There are a wide range of different activities that people might choose to engage in to enrich their lives in an aged care centre. Within these choices, there are a few favourites that are often popular.
Bingo night might seem like a cliche, but that’s just because it really is a great choice for the elderly. This game of chance combines mental stimulation with lighthearted competition to create playful entertainment and improve camaraderie between residents.
Arts and Crafts
Arts and crafts might include painting, collaging, drawing, crocheting or quilting. Creative activities like this help to foster a sense of accomplishment and purpose. They also keep the mind sharp by learning new skills or nurturing old ones.
Physical activity is important for people of any age, but especially for aged care residents as they begin to lose muscle mass and bone density. Participating in group exercise such as walking, bike riding, doing yoga or tai chi is a great way to keep residents active.
Group Outings and Excursions
Aged care centres will often organise day trips for a group to go and visit a cafe, a cinema or somewhere else in the local area. This is a popular activity because it allows residents to get some fresh air in a different environment. It also provides opportunities for residents to engage with the local community.
Activities for Dementia Residents in Aged Care
Simple sensory experiences can be really enjoyable for people with dementia. This might include getting massages, smelling fresh flowers or spices, touching fabrics with different textures or having their hair brushed. It’s important to avoid overstimulating them with crowds, lots of movement or loud noises.
Additionally, looking through photos or keepsakes or participating in music therapy can help residents with dementia recall their memories.
Banfields Aged Care provides dementia-specific care in a luxurious memory support wing. There are also activities on offer suitable for residents with dementia, including massages and hairdressing.
Social Activities in Aged Care
Other social activities in residential aged care might include organising theme days to celebrate things like Mother’s Day or St. Patrick’s Day, or arranging a game night. These opportunities can help create meaning and make people feel as though their culture and identity is being valued.
Having a pet day where family members can bring in animals can also be a great way to lift the spirits of the residents and provide emotional support.

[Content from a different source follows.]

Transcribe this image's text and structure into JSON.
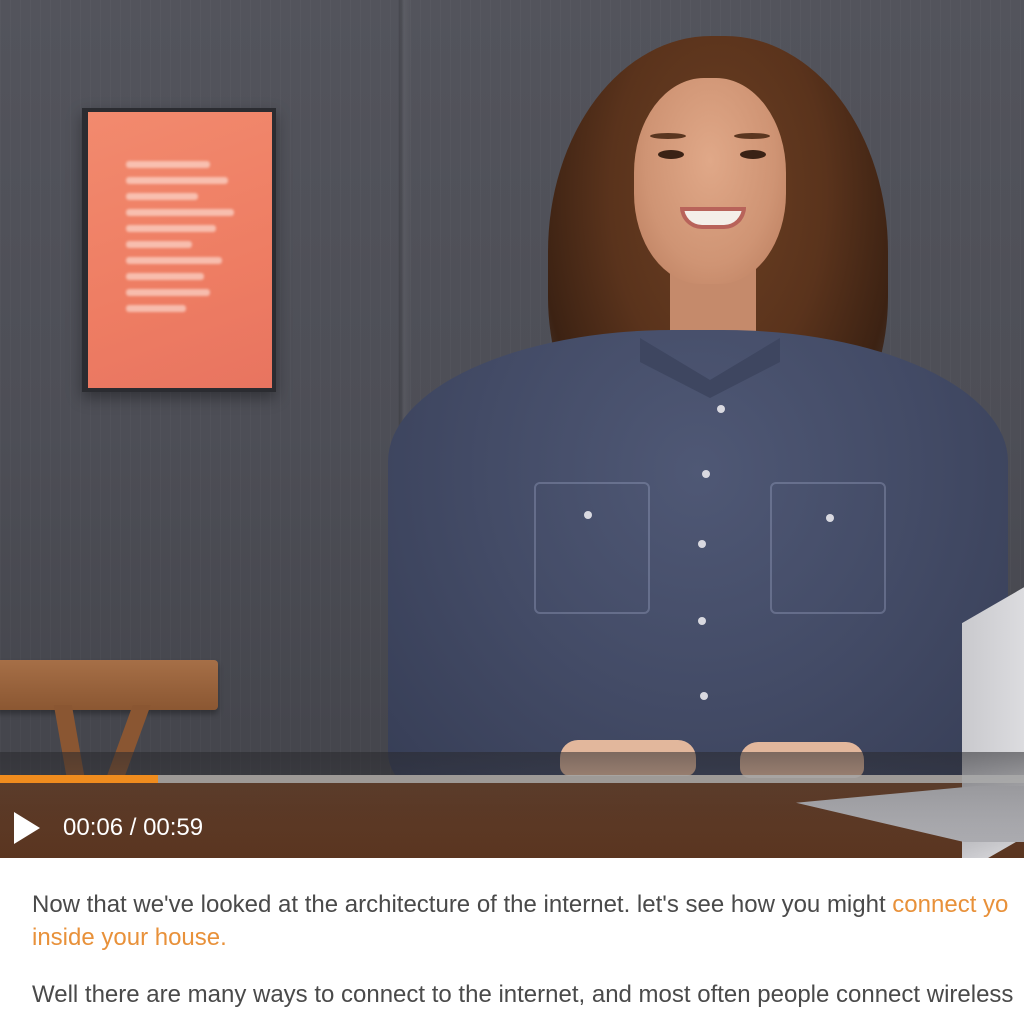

Active Support in Aged Care
Active support means providing someone with the assistance they need to ensure that they can participate and engage in the activities they enjoy.
This is important in aged care because it decreases the pressure on seniors who may have lost abilities and increases the number of activities they are able to engage in.
For example, active support in aged care might involve accompanying someone on a trip to the shops to ensure they don’t get disoriented or lose their balance. This would allow the senior to maintain their independence without compromising their safety.
Leisure and Lifestyle Activities at Banfields Aged Care
Banfields Aged Care offers a range of lifestyle activities that rotate on a weekly basis. These include:
- Shuffleboard, chess and darts
- Movie night
- Scenic bus trips
The wellbeing and lifestyle program at Banfields Aged Care also includes access to a number of facilities and amenities, such as:
- A fully equipped gymnasium
- A physiotherapy room
- A chapel with regular church services
- A beauty salon
Banfields Aged Care also boasts beautiful grounds and gardens with plenty of quiet sitting areas for residents to read or spend time with family and friends.